I was able to see Ballet West present their first performance since March 2020 on the 7th of November, 2020. They performed two pieces that were choreographed during the shut down, and Twila Tharp’s iconic “Nine Sinatra Songs.”
The first two pieces were “Tides,” choreographed by Jennifer Archibald, and “Far Away Close,” choreographed by Nicolo Fonte. The first work was begun before the shut downs, and was changed to accommodate social distancing, and only used pas de duex work between couples of the same household.
Side note, I love that a few gay couples were openly and un-apologetically used in some of the pas de duex work. It was beautiful. Some may say this was a bold step for Salt Lake City. Others might simply say, its about time.
The second work was begun after the shut downs and is a direct expression of our condition as people and especially as artists during this time. Both pieces were breath taking.
The title piece, Tharp’s “Nine Sinatra Songs,” used the same household couples guideline for safety. The company got special permission from Tharp herself to perform in masks.
Most of the masks throughout the performance were black, but a few were pink or blue to math the costumes in “Nine Sinatra Songs.”
Seeing dancers perform in masks was…crazy. I realized I was seeing history. So many companies have suspended all performing. I really admire Ballet West for going ahead with performing, despite this difficult restriction for athletes who depend so much on breath for execution and expression.
But seeing those masks onstage made me realize more than anything else has, that we are living in an time that will be remembered.

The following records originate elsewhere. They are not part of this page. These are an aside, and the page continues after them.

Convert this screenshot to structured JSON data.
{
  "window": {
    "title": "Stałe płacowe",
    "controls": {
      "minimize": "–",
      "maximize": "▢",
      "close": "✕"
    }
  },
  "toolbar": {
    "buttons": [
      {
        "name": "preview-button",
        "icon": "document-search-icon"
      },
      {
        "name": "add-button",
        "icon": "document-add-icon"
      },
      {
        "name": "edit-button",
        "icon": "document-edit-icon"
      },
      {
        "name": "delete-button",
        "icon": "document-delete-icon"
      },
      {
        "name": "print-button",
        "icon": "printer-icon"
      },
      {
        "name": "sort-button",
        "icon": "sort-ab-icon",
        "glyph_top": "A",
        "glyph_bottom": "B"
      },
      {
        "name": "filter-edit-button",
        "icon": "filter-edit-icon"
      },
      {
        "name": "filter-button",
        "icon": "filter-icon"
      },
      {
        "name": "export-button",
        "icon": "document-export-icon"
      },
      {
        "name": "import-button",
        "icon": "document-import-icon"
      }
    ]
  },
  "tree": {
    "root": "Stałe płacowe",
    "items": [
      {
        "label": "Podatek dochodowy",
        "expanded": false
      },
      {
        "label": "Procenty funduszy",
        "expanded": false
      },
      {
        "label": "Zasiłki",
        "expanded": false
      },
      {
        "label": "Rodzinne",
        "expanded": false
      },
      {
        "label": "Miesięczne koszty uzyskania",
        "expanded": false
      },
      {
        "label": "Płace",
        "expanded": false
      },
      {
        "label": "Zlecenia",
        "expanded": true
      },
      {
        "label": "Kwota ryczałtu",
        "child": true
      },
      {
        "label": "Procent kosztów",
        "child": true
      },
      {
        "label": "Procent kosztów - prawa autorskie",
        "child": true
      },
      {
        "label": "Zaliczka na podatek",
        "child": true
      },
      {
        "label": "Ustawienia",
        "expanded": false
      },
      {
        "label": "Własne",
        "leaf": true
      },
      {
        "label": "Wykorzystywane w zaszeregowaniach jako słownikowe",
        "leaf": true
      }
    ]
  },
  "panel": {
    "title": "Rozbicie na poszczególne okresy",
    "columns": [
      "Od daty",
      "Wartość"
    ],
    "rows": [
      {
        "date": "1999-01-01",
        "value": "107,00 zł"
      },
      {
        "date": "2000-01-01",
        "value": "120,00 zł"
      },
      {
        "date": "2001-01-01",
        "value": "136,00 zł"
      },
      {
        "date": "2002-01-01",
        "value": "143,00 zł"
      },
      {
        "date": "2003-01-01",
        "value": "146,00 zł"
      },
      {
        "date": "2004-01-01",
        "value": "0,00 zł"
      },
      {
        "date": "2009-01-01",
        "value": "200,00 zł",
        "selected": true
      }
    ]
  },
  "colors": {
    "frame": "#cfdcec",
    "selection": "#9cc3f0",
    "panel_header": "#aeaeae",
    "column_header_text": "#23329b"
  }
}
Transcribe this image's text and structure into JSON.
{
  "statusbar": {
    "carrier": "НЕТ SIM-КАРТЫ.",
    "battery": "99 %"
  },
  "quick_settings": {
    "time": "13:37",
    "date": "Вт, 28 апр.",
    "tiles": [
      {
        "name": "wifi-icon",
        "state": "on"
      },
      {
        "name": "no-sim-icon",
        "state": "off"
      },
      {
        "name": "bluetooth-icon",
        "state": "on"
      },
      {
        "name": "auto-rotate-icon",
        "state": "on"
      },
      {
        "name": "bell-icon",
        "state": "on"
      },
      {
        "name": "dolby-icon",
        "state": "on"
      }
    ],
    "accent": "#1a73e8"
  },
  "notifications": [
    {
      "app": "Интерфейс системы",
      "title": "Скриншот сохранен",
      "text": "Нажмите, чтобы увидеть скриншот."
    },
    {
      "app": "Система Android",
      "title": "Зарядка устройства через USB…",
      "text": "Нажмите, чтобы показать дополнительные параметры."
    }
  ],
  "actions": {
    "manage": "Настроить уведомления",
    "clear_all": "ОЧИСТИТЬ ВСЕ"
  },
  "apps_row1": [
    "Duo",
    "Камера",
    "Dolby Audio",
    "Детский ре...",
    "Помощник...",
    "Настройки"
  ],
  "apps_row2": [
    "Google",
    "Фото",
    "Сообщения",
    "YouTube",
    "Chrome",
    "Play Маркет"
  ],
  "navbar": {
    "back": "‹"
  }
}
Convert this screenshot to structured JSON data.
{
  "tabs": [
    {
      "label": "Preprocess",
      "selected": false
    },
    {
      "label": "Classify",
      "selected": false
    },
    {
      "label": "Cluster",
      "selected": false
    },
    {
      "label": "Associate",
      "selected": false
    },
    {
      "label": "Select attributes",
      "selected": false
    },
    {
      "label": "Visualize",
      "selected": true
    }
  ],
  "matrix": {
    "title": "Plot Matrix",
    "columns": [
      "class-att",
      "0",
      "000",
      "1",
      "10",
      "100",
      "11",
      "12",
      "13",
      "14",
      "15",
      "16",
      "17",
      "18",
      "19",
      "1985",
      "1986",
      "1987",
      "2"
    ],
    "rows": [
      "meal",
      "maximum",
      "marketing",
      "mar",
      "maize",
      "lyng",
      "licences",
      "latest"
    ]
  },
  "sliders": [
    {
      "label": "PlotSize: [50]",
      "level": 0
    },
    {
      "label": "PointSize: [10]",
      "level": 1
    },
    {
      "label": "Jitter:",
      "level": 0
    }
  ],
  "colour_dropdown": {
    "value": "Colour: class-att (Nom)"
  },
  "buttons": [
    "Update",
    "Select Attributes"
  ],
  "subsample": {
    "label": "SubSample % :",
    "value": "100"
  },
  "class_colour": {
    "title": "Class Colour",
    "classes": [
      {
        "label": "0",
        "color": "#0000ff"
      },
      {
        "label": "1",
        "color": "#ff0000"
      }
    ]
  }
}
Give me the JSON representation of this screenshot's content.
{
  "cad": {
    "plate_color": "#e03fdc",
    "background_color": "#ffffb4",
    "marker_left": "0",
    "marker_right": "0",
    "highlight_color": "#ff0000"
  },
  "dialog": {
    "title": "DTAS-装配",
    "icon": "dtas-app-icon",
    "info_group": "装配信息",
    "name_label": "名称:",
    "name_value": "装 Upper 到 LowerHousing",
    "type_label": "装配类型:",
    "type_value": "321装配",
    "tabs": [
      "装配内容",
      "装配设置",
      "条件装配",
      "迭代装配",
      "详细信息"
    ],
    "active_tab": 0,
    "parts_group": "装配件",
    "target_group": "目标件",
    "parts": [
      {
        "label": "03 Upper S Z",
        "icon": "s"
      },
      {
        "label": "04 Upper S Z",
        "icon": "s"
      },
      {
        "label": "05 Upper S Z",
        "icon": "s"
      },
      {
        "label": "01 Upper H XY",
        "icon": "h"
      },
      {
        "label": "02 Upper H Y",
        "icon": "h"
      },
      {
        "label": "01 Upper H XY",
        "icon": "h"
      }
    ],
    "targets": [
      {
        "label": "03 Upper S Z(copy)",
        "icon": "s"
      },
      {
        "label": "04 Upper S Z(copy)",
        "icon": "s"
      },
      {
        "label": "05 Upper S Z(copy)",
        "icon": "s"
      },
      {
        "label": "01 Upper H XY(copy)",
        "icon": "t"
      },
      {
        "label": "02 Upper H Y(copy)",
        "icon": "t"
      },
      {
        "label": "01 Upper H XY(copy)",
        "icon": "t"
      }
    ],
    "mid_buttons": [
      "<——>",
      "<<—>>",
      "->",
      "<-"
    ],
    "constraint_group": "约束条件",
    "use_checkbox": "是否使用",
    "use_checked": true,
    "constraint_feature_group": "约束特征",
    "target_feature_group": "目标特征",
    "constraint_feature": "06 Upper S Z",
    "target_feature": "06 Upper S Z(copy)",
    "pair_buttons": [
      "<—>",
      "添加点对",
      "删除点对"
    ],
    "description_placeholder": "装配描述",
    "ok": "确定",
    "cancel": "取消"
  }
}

It was frightening. I got the feeling I’ve had from seeing photos of people who’s faces have been damaged by cancer or sever burns.
It was disorienting. Ballet West artists are SO good at using their faces, and I know so many of them personally from my work as an accompanist at the Academy. But I couldn’t rely on their faces to read the performance like I have been able to do in the past.
It was empowering. This company has fought to keep going despite illness, mandates, fear, and the drudgery of our collective constant stressed caused by this pandemic. Their bodies and eyes did the work that mouths, chins, and noses usually do: expressing emotion.
Here are some links that Ballet West put out for Nine Sinatra Songs:
I am preparing my own group of dancers to perform in a Christmas concert exactly a month from today. Our live audience will RSVP so they can have socially distanced seating. The program will be less than an hour long, and be available via Zoom. (email [email protected] if you’d like the code).
Here’s the thing. I don’t know if my dancers will be wearing masks. I am one of the performers, and I’m just not sure if we will do it. The concert is free and is happening completely from my own resources. I won’t be taking money from any one who might demand in return that we wear masks.
I have struggled just wearing a mask in class. About half way through center adagio I suddenly choke up and end up inhaling my mask as I gasp. Our material for the Christmas Concert is very cardio heavy. Lots of jumps etc.
So while there was something powerful and memorable in seeing my favorite company perform in masks, I don’t know yet if this is something I can ask myself and my little company (literally myself and three other dancers and a couple of guest musicians) to do.
In part because of the major politicization around the safety regulations, some people believe it is their right to NOT wear a mask. Some people believe local governments are justified in mandating masks and other actions to keep hospitals from being overwhelmed.
I used to know which side I was on, but as I’ve seen Ballet West and Ballet West Academy and other dance schools, church groups and business fight to stay open and meeting in person by bending over backward to meet every new guideline and regulation, I’m not so sure any more.
I’ll post about our performance experience. My first one in the midst of the pandemic and only my second as a director and choreographer. I’ll let you know what role masks end up playing.